• Albert Jacquard
Part of the Biomathematics book series (BIOMATHEMATICS, volume 5)


From the very first moment of the creation of a new human being at fertilisation, the single cell which is the new individual is already endowed with its full complement of hereditary information. This single cell will divide and form millions of new cells, which will each be adapted for specific functions; millions of chemical compounds will be synthesised, which will be used in the cells themselves, or for communications between cells; mechanisms for the precise regulation of all kinds of processes will develop. All these events take place in a determined sequence: embryonic development, growth, senescence, then death.


Unable to display preview. Download preview PDF.

Unable to display preview. Download preview PDF.

General Bibliography

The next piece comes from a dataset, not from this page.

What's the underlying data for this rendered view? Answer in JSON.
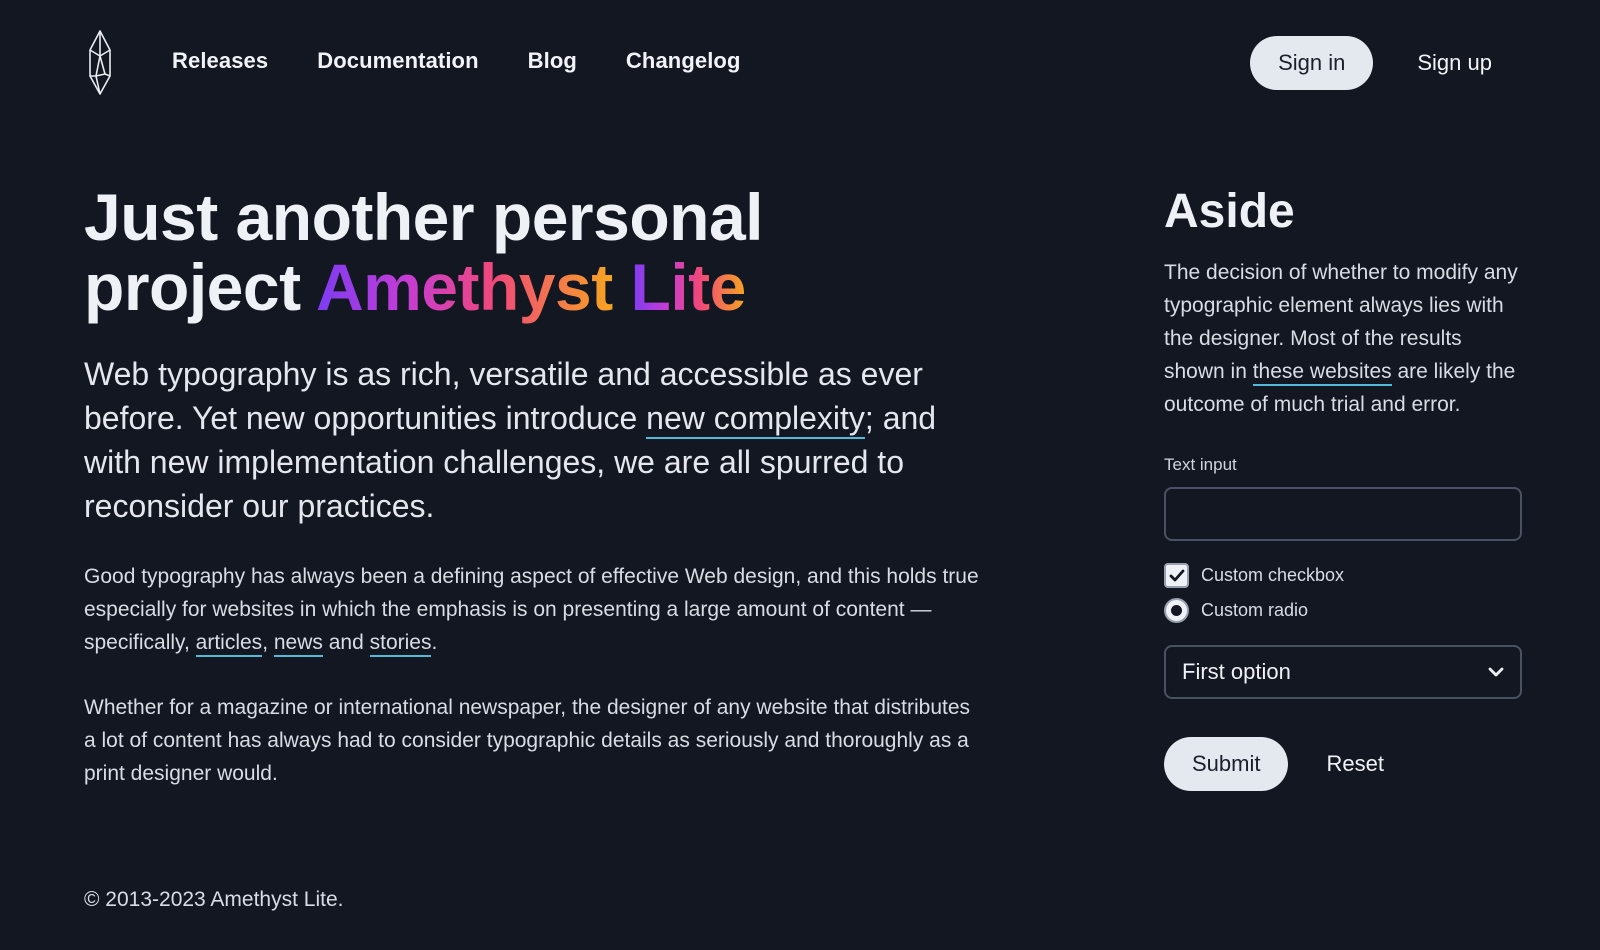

  1. Burdette, W.: Methodology in human genetics. San Francisco: Holden-Day 1961.Google Scholar
  2. Cavalli-Sforza, L.L., Bodmer, W. F.: The genetics of human populations. San Francisco: W. H. Freeman 1971.Google Scholar
  3. Crow, J. F., Kimura, M.: An introduction to population genetics theory. New York: Harper and Row 1970.zbMATHGoogle Scholar
  4. Elandt-Johnson, R. C.: Probability models and statistical methods in genetics. New York: Wiley 1971.zbMATHGoogle Scholar
  5. Ewens, W. J.: Population genetics. London: Methuen 1969.zbMATHCrossRefGoogle Scholar
  6. Falconer, D. S.: Introduction to quantitative genetics. Edinburgh: Oliver & Boyd 1960.Google Scholar
  7. Fisher, R. A.: The genetical theory of natural selection. Oxford: Clarendon Press 1930, (Reprinted. New York: Dover Publications 1958).zbMATHGoogle Scholar
  8. Fisher, R. A.: The theory of inbreeding. Edinburgh: Oliver & Boyd 1949.zbMATHGoogle Scholar
  9. Kempthorne, O.: An introduction to genetic statistics. New York: Wiley 1957.zbMATHGoogle Scholar
  10. Kimura, M.: Diffusion models in population genetics. London: Methuen 1964.Google Scholar
  11. Kimura, M., Ohta, T.: Theoretical aspects of population genetics. Princeton, New Jersey: Princeton University Press 1971.zbMATHGoogle Scholar
  12. Li, C. C.: Population genetics. Chicago, Illinois: Univ. of Chicago Press 1955.Google Scholar
  13. Malécot, G.: Les mathématiques de l’heredité. Paris: Masson 1948.zbMATHGoogle Scholar
  14. Malécot, G.: Probabilités et heredité. Paris: Presses Universitaires de France 1966.Google Scholar
  15. Malécot, G.: The mathematics of heredity, (Translation and revised version of “Les mathématiques de l’heredité”). San Francisco: W. H. Freeman 1969.Google Scholar
  16. McKusick, V. A.: Human genetics. Englewood Cliffs, New Jersey: Prentice Hall 1964.Google Scholar
  17. Moran, P.A. P.: The statistical processes of evolutionary theory. Oxford: Clarendon Press 1962.zbMATHGoogle Scholar
  18. Stern, C.: Principles of human genetics 3rd ed. San Francisco: W.H. Freeman 1973.Google Scholar
  19. Wright, S.: Evolution and the genetics of populations. Vol. I (1968): Genetic and biometric foundations. Vol. II (1969): The theory of gene frequencies. Chicago, Illinois: Univ. of Chicago Press.Google Scholar

Copyright information

© Springer-Verlag Berlin · Heidelberg 1974

Authors and Affiliations

  • Albert Jacquard
    • 1
  1. 1.Institut National d’Etudes DémographiquesParisFrance

Personalised recommendations